Task to complete :: Give the entries below again exactly. Their pictures are not needed.

--- Records for this task ---

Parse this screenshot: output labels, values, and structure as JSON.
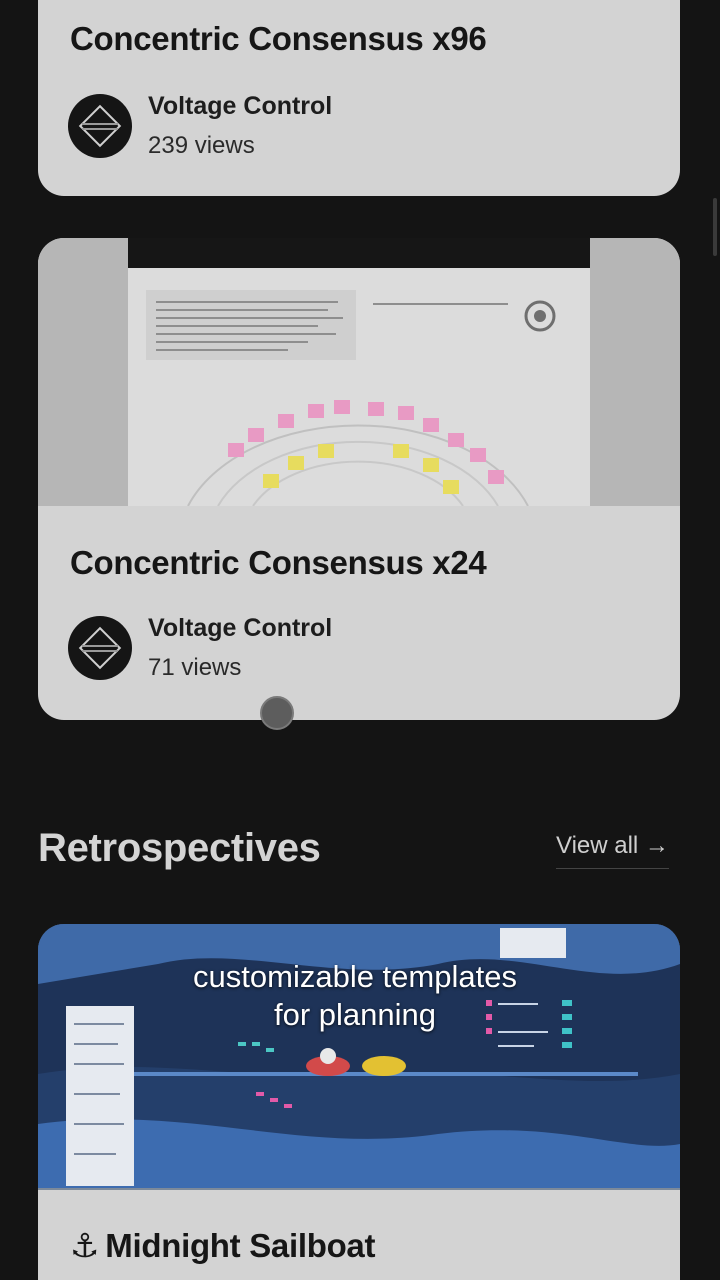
{
  "cards": [
    {
      "title": "Concentric Consensus x96",
      "author": "Voltage Control",
      "views": "239 views"
    },
    {
      "title": "Concentric Consensus x24",
      "author": "Voltage Control",
      "views": "71 views"
    }
  ],
  "section": {
    "title": "Retrospectives",
    "view_all": "View all →"
  },
  "retro_card": {
    "icon_glyph": "⚓",
    "title": "Midnight Sailboat"
  },
  "caption": {
    "line1": "customizable templates",
    "line2": "for planning"
  },
  "colors": {
    "background": "#141414",
    "card": "#d3d3d3",
    "text_light": "#d4d4d4"
  }
}
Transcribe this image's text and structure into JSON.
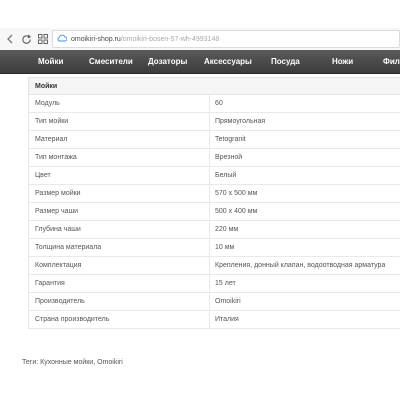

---

Written response ::
Parse this screenshot: output labels, values, and structure as JSON.
{
  "cards": [
    {
      "title": "Concentric Consensus x96",
      "author": "Voltage Control",
      "views": "239 views"
    },
    {
      "title": "Concentric Consensus x24",
      "author": "Voltage Control",
      "views": "71 views"
    }
  ],
  "section": {
    "title": "Retrospectives",
    "view_all": "View all →"
  },
  "retro_card": {
    "icon_glyph": "⚓",
    "title": "Midnight Sailboat"
  },
  "caption": {
    "line1": "customizable templates",
    "line2": "for planning"
  },
  "colors": {
    "background": "#141414",
    "card": "#d3d3d3",
    "text_light": "#d4d4d4"
  }
}
Transcribe this image's text and structure into JSON.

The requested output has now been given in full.